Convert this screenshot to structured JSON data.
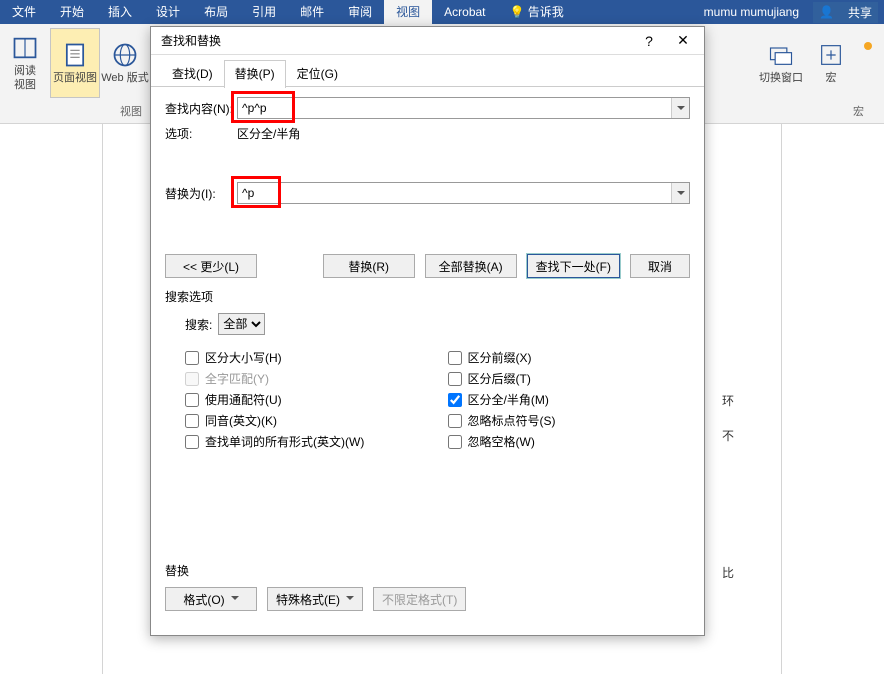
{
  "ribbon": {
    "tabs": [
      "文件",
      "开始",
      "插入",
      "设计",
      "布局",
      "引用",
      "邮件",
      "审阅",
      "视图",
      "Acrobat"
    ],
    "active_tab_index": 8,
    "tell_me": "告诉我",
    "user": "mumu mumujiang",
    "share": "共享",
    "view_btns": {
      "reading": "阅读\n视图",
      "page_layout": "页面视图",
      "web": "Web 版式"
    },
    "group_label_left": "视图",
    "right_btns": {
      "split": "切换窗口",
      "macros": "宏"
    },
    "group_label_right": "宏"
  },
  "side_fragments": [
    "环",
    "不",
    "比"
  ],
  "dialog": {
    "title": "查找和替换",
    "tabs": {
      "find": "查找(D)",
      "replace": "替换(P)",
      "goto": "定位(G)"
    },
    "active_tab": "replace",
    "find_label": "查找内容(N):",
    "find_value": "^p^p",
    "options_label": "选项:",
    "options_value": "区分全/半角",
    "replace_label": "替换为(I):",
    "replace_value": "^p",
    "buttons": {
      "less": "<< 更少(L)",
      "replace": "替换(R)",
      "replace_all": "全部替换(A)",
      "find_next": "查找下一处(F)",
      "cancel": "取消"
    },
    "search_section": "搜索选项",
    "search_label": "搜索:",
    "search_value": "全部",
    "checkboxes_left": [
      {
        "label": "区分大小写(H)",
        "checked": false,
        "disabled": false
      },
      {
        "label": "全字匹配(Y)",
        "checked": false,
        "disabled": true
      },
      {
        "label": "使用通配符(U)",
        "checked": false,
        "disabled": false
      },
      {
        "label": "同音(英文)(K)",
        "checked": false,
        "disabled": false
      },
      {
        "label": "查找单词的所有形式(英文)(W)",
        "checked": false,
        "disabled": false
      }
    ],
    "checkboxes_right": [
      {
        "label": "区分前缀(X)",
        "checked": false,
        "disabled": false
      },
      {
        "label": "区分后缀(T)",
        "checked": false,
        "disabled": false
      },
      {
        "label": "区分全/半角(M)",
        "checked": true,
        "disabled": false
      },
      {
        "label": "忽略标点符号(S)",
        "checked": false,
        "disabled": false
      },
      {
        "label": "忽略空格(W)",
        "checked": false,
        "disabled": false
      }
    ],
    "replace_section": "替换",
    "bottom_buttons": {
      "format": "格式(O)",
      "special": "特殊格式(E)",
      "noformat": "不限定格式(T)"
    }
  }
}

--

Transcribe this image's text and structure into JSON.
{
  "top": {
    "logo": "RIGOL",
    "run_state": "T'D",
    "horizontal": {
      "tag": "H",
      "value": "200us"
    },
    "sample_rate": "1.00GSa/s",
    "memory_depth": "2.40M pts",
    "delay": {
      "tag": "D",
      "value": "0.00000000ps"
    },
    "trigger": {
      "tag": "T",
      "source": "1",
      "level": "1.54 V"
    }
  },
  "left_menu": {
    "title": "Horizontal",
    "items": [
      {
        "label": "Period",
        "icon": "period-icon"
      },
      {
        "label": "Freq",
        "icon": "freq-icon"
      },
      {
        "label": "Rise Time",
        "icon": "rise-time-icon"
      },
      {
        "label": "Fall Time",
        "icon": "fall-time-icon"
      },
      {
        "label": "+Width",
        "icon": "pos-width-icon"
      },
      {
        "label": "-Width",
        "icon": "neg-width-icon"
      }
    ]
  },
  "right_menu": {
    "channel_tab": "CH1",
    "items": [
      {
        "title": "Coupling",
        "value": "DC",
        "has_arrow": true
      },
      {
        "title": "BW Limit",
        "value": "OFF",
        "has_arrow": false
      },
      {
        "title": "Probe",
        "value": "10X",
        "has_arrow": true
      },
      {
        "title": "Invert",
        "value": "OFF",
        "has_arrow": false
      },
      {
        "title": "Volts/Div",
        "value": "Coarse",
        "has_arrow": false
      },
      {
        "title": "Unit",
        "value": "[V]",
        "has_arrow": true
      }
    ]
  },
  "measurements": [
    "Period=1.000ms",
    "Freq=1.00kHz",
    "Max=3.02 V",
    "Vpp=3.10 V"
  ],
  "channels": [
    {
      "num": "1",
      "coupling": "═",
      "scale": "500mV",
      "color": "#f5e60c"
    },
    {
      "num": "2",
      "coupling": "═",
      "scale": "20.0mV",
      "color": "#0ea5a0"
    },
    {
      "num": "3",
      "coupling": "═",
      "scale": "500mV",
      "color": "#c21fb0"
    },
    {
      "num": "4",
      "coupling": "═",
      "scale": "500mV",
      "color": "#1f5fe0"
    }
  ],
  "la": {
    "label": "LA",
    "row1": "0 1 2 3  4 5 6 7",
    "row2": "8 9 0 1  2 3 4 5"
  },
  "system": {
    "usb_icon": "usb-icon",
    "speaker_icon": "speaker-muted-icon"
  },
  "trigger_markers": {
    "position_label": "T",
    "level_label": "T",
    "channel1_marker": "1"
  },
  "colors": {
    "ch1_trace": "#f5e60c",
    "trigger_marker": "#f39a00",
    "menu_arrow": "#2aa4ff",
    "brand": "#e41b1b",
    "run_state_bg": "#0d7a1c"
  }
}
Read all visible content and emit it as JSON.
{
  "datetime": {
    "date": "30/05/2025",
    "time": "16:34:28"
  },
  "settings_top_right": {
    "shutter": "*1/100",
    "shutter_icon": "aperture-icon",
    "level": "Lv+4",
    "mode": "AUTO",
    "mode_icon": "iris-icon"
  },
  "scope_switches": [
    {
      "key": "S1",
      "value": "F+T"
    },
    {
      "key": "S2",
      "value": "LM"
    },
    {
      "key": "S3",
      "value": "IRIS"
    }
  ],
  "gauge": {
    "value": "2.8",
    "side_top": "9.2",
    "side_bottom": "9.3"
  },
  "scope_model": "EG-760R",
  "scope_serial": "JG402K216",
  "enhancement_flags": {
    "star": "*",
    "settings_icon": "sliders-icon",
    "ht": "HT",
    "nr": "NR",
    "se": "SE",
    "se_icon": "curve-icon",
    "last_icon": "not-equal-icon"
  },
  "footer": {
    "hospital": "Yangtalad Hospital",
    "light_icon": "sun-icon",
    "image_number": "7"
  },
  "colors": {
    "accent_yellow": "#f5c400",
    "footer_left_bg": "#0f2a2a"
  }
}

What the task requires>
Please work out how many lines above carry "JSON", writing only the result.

Exercise solution>
3